On May 3, 2014, Ryan Sweeney strained his right hamstring, as he almost regularly managed to do. The corresponding move was made, and Chris Coghlan was added to the roster. May 4th was Coghlan’s debut in Cubbie blue, and there was nothing note-worthy about it, to say the least. Actually, from his Cubs’ debut until July 6, Coghlan looked like he was lost. He was overmatched, out of place, and it seemed like it was soon to be the end for Cogs and his tenure with the team. Through his first fifty games played as a Cub, Coghlan started twenty seven games, with a slash line of .229/.303/.356. Many had lost hope in Chris, but Rick Renteria was not one of those people. Coghlan’s playing time increased, he received more at bats, starts, and eventually, Ricky’s experiment worked – Coghlan was looking good out there.

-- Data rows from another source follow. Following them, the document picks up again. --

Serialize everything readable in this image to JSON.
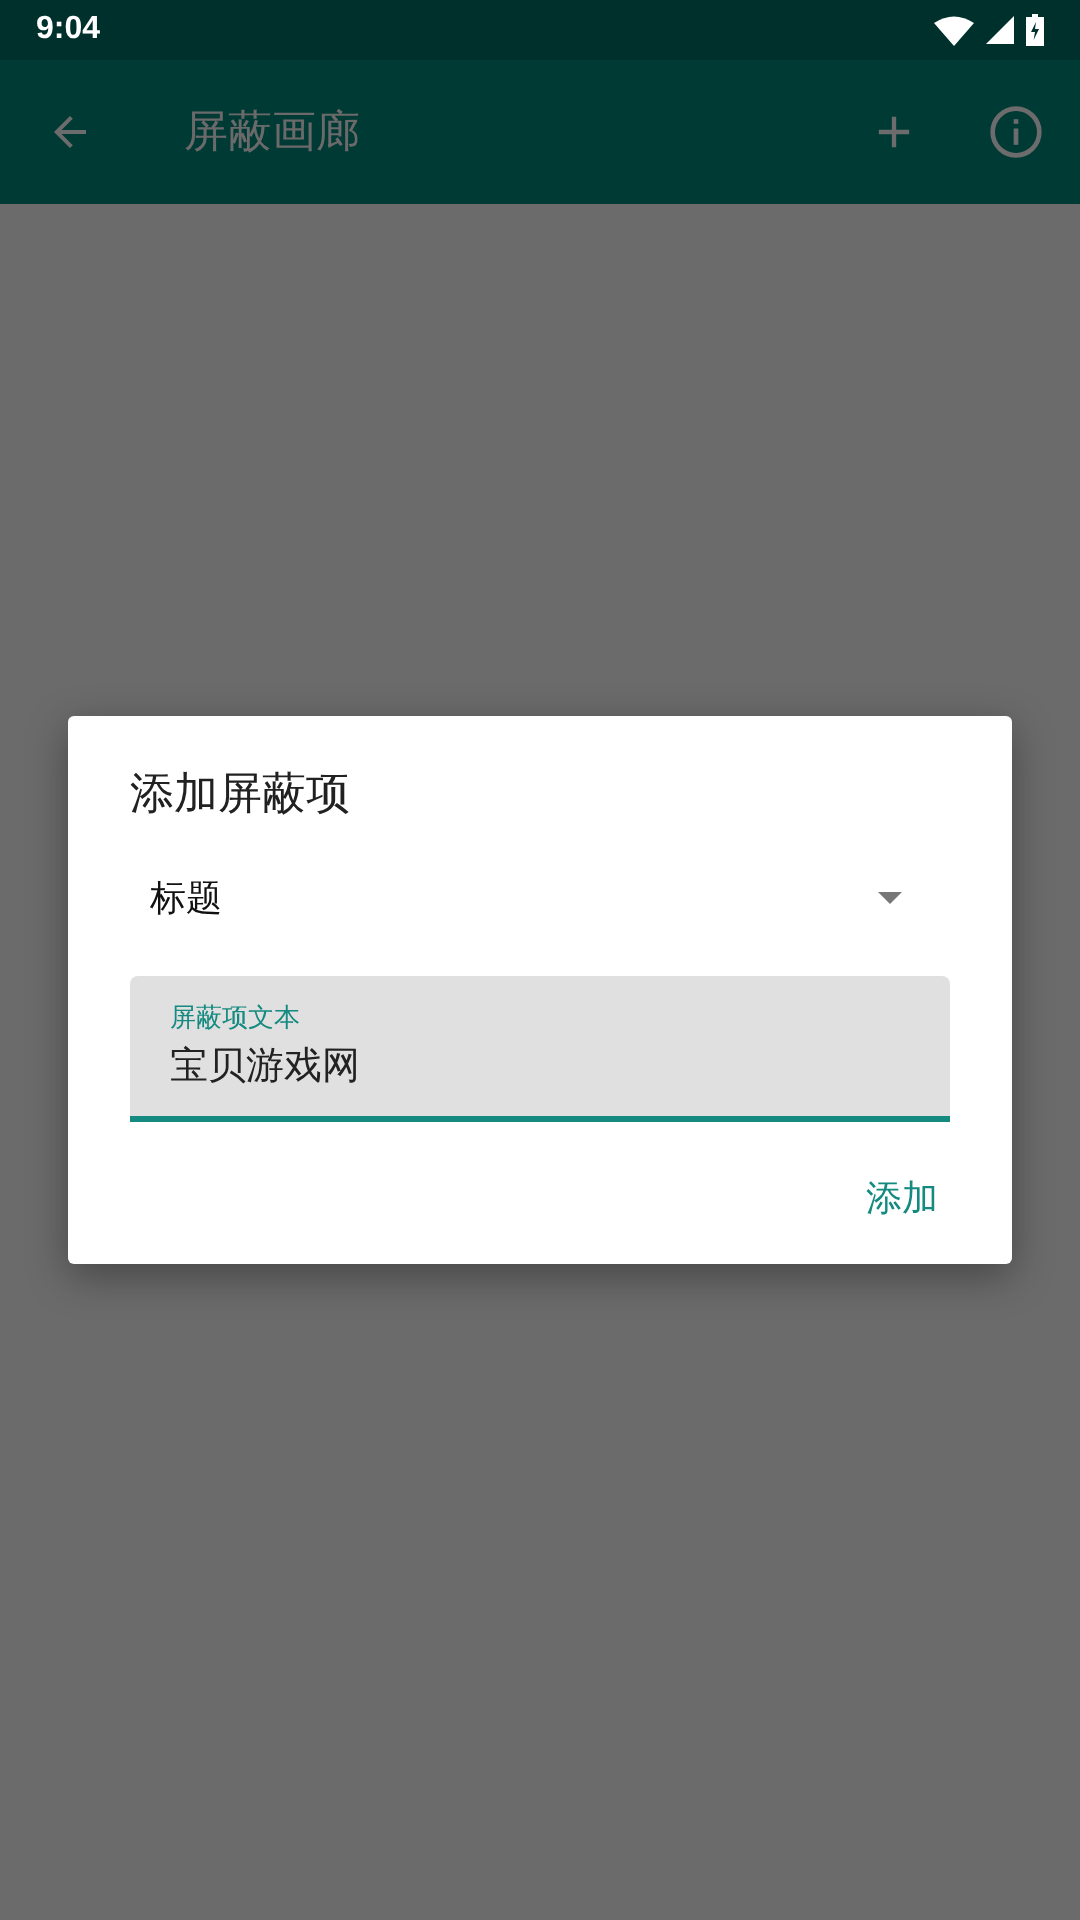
{
  "status_bar": {
    "time": "9:04"
  },
  "app_bar": {
    "title": "屏蔽画廊"
  },
  "dialog": {
    "title": "添加屏蔽项",
    "dropdown": {
      "value": "标题"
    },
    "field": {
      "label": "屏蔽项文本",
      "value": "宝贝游戏网",
      "focused": true
    },
    "action": "添加"
  }
}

On July 7, Chris Coghlan had himself a game. He went four-for-five, with two doubles, a stolen base, and two runs scored. With one game, his batting average shot up twenty three points, and it sparked a resurgence in his career, where he initially was at the point many believed it was over for him. With that one game, Coghlan began to play with great frequency, and his numbers began to go up as well. After one game, Coghlan had become a feared hitter yet again in Major League Baseball, marking a major comeback in a career that just months prior had looked so bleak. From July 8th, onward, Coghlan looked like a new man at the plate. Whether it was Renteria’s persistence, or Coghlan’s mentality, something had changed with Chris. He was blazing hot. He hit .307, with thirty four extra base hits from July 8th, until the end of the season, Coghlan had been one of the best bats the Cubs could’ve asked for. They had found a type of player they needed in the worst way – a lefty bat, who could play everywhere in the field, steal bases, take great at bats, and get on base more than most. It was no shocker to see that Chris had been named the Opening Night starter for the 2015 season, this time by the new manager, Joe Maddon. The Cubs showed a lot of confidence in their new left fielder that they salvaged from the trash heap, and turned into something special.

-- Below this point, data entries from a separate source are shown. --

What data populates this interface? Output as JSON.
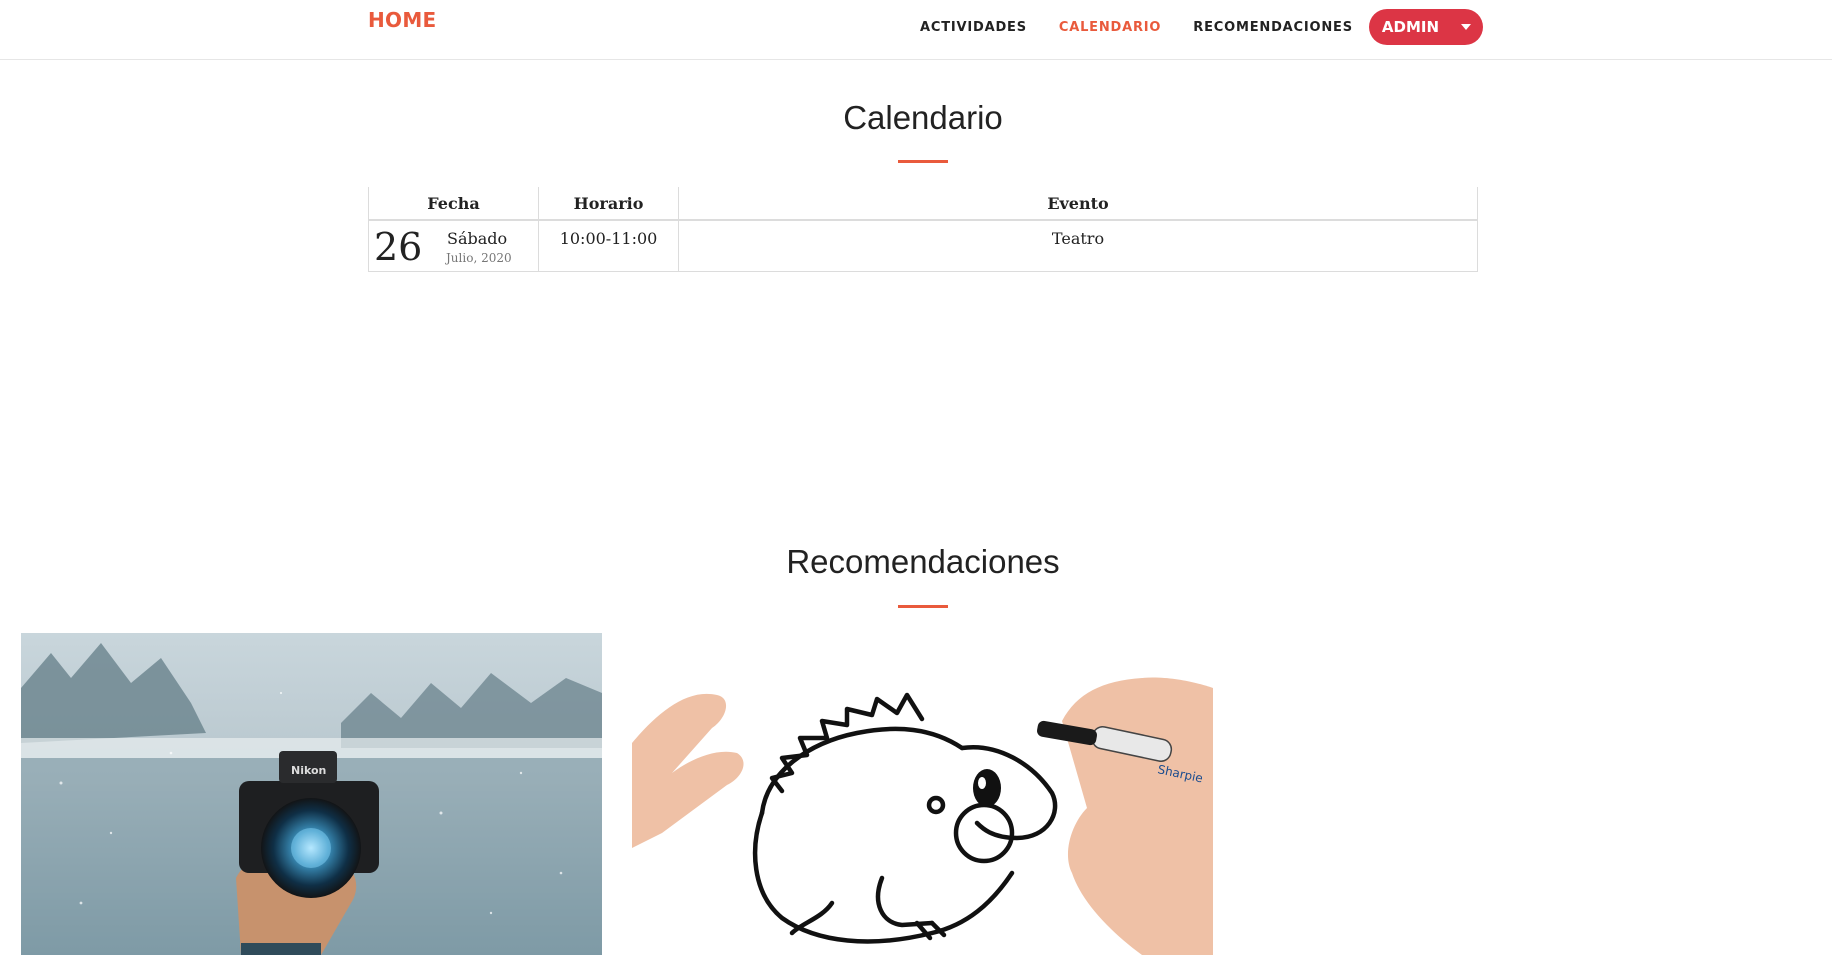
{
  "navbar": {
    "brand": "HOME",
    "links": [
      {
        "label": "ACTIVIDADES"
      },
      {
        "label": "CALENDARIO"
      },
      {
        "label": "RECOMENDACIONES"
      }
    ],
    "admin_label": "ADMIN"
  },
  "calendar": {
    "title": "Calendario",
    "headers": {
      "fecha": "Fecha",
      "horario": "Horario",
      "evento": "Evento"
    },
    "rows": [
      {
        "day": "26",
        "weekday": "Sábado",
        "month_year": "Julio, 2020",
        "time": "10:00-11:00",
        "event": "Teatro"
      }
    ]
  },
  "recommendations": {
    "title": "Recomendaciones"
  },
  "colors": {
    "accent": "#e95a3c",
    "admin_button": "#dc3545"
  }
}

A player such as Coghlan likely appeals greatly to a manager like Joe Maddon. His hard-nosed, tough playing style, while not flashy, or as appealing to the typical fan is beneficial to the team. The newly found power stroke and defensive versatility, while maintaining strong on-base skills, could open up a new door for Coghlan, who could potentially become a player similar to new teammate, Ben Zobrist, and Maddon would be the manager help him accomplish that. Do not expect to see Coghlan’s name in the lineup every day, but expect him to be a quietly productive member of the 2016 Chicago Cubs, and a player who could earn a nice contract after the season.